“This whole commission process was a waste of time. They should have left things as they were because almost three years after I lost my son, I am yet to find the truth regarding his death.”
The grandmother of five said she was extremely disappointed and old wounds had been exposed.
Pointing at her son’s grave in the corner of the family garden, she said no amount of talking would bring her “favourite son” back.
“He was the youngest of my sons. He would spoil me whenever he was around from the mines. He had promised to build me a house so that I can live in comfort for the remaining years of my adult life.
“But all those dreams, including his of starting a family, getting married and having children, are gone.”
Eight kilometres away, Noki’s sister, Nolufefe (34), was bitterly disappointed at the report’s findings.
“I cannot talk at this stage because the situation is still very sensitive. All I can say is that I am hurt.
“We have been advised by our lawyers and those who have been attending the commission to wait until Monday before we can talk to the media,” Nolufefe said.
The Nokis still live in a dilapidated mud hut that doubles as a kitchen and bedroom. Their other two rondavels are being renovated because the roof leaks when it rains. When City Press visited this week, an RDP house had been built there, but it was not complete.

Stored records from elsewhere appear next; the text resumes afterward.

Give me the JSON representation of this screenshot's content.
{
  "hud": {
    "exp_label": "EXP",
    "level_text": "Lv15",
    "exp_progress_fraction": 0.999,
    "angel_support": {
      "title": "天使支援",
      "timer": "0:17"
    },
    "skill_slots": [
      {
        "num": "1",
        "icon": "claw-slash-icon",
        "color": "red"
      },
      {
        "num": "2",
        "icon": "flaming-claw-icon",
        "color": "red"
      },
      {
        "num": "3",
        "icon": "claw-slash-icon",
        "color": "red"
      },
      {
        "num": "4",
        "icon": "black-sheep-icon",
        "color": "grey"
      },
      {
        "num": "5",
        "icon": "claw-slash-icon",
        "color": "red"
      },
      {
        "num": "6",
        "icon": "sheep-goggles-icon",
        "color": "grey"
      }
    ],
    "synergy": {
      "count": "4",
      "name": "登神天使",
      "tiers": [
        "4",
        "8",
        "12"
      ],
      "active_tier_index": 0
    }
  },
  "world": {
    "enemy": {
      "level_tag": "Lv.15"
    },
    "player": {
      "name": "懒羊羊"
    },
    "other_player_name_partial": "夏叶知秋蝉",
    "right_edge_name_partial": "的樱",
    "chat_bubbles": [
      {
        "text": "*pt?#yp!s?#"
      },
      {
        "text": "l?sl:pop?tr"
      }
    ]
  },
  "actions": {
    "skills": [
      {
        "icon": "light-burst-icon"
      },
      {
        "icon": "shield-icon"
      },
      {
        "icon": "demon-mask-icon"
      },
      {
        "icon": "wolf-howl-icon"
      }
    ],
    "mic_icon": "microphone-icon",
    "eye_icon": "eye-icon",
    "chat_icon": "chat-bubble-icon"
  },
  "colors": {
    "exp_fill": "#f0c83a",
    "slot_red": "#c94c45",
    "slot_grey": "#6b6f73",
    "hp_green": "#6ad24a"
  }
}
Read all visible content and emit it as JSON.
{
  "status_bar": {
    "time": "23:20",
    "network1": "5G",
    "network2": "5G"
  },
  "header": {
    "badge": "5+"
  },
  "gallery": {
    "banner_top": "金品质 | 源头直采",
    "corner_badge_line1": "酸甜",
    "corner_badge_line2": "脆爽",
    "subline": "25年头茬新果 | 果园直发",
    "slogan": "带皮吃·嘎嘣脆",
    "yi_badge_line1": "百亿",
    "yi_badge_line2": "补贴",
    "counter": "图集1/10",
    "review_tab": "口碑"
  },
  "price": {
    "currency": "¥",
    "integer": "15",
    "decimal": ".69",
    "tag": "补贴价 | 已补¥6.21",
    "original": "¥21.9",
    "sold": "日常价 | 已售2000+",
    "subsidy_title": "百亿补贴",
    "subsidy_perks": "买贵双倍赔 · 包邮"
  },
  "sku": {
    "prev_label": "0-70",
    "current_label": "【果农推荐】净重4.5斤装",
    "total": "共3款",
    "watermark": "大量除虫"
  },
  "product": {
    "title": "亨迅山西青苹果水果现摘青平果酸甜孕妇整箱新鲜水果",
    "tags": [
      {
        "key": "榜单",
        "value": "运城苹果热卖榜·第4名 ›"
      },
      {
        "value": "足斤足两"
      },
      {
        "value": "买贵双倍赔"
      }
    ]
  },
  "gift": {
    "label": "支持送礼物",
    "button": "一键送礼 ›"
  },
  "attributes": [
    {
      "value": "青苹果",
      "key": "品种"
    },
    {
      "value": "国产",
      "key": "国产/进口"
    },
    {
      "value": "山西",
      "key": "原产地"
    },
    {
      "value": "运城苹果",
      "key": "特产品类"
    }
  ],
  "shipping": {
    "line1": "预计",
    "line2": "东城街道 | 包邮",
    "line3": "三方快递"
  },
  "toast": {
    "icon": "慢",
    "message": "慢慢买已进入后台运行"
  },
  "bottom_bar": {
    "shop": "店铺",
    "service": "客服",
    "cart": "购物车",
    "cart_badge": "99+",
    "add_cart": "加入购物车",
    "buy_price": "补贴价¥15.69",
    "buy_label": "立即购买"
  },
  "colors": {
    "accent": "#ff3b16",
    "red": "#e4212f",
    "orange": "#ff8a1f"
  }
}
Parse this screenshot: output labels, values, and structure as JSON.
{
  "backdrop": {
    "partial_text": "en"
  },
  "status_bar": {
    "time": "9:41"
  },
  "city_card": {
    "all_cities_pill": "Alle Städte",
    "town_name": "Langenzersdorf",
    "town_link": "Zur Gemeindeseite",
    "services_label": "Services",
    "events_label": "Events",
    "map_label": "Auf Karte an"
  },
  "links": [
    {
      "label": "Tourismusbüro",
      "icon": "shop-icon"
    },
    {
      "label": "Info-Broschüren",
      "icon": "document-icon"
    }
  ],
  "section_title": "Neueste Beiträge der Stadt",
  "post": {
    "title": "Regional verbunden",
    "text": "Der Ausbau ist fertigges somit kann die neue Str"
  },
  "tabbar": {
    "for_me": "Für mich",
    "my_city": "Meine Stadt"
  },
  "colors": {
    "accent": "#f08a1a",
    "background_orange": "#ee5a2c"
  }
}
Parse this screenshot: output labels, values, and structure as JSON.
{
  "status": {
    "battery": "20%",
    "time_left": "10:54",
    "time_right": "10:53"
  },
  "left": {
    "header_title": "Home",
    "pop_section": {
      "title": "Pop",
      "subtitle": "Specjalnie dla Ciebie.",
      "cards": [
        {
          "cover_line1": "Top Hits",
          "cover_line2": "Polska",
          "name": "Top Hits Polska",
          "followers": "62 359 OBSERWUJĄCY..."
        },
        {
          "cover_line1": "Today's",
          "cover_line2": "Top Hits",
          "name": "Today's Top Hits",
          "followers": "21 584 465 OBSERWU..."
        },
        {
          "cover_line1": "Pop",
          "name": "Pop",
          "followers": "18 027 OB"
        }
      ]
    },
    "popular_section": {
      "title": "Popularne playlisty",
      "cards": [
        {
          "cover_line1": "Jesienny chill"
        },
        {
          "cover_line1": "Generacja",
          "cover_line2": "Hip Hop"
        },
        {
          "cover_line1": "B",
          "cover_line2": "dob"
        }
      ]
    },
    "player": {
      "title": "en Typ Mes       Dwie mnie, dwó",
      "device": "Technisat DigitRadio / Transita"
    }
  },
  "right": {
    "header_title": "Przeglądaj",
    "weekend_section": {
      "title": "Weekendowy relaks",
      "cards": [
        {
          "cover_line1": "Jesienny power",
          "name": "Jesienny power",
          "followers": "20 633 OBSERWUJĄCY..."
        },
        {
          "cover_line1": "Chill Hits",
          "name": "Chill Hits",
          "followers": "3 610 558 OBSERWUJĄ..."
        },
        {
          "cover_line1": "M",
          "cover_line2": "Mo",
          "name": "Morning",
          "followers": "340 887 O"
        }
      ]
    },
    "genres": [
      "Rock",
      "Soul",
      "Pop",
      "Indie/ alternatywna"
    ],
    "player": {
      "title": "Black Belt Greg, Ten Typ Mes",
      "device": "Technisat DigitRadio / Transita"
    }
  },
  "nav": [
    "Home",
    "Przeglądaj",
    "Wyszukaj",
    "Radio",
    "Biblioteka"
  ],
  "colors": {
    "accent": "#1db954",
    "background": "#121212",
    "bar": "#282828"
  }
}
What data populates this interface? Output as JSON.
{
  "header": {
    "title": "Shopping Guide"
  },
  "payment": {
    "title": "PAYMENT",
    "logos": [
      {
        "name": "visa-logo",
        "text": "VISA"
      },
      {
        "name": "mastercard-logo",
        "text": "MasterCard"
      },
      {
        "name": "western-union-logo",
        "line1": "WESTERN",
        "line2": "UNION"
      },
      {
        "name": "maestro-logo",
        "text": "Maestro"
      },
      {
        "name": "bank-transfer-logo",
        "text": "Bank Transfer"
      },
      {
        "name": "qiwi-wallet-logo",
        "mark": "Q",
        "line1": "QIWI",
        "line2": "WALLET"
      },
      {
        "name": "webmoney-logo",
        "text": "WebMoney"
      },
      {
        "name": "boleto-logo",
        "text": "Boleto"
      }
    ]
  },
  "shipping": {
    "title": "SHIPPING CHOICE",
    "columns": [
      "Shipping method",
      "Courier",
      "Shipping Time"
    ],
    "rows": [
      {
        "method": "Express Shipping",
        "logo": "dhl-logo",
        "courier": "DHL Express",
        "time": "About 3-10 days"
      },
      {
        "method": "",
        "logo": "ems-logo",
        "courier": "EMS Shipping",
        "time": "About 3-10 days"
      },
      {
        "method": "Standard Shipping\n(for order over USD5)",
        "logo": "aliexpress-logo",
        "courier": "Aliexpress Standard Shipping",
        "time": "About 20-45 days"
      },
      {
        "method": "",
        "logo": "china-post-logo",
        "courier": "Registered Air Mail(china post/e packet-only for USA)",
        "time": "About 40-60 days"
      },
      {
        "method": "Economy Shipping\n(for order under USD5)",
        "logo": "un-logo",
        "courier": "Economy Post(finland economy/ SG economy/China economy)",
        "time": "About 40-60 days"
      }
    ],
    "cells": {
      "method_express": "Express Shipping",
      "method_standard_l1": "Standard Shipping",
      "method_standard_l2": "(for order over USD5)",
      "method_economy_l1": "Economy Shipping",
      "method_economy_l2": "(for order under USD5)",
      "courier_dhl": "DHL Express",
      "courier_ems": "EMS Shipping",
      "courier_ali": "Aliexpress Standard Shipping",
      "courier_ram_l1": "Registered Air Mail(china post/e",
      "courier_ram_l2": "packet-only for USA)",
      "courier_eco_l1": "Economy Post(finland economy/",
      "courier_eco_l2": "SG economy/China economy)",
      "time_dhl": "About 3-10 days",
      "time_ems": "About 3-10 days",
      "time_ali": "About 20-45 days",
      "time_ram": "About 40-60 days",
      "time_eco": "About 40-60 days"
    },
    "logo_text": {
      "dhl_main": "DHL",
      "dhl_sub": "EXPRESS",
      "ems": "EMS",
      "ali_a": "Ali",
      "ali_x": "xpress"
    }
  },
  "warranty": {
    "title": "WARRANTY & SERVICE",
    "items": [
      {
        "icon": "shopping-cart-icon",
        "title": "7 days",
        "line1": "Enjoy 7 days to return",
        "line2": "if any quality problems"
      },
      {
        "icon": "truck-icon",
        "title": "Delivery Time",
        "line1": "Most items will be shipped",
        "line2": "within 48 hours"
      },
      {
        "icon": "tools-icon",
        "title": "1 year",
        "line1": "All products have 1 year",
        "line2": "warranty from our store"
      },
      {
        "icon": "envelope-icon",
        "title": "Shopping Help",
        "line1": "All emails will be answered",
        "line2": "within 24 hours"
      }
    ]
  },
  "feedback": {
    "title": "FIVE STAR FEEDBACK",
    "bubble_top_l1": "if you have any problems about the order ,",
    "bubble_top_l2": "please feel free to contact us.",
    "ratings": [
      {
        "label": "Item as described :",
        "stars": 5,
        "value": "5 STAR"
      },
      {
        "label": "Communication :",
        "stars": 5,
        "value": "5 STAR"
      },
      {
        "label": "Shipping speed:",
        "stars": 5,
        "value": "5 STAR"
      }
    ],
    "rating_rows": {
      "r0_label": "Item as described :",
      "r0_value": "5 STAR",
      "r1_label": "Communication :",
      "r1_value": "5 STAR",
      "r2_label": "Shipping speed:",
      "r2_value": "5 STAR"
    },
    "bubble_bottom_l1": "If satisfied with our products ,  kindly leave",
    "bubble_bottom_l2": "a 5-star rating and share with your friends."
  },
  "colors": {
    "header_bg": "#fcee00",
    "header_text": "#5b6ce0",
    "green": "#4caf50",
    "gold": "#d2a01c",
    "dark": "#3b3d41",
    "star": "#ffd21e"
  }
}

“We are happy to have this house. At least it will help accommodate some of the members of the family,” said Nolufefe. Noki is survived by his wife and five children. Back at the Saphendu home, Nolindile is now worried about her other son, Ntsikelelo (33), who works for Impala Platinum as a rock-drill operator, suffering the same fate.
“I have already lost three children out of the six I had. No parent wants to bury their children. We always pray that our children bury us, not the other way around. I cannot bear losing another child. If it was up to me, Ntsikelelo would stop working in the mines, but we need the money,” she said.
Ntsikelelo’s wife, Nokulunga, who was cooking samp and beans in a small, black, traditional pot near the kraal, says life has been tough at home since Fezile’s death.
“Fezile used to work with my husband to look after the family, and now that extra hand is not here any more.
“As a family, we are very disappointed at the disdain
FATEFUL DAYS Strike leader Mngcineni Noki, also known as ‘the man in the green blanket’, rallies
mine workers at Marikana in
THEY DON’T CARE ABOUT US Nokulunga Saphendu and Nolindile Saphendu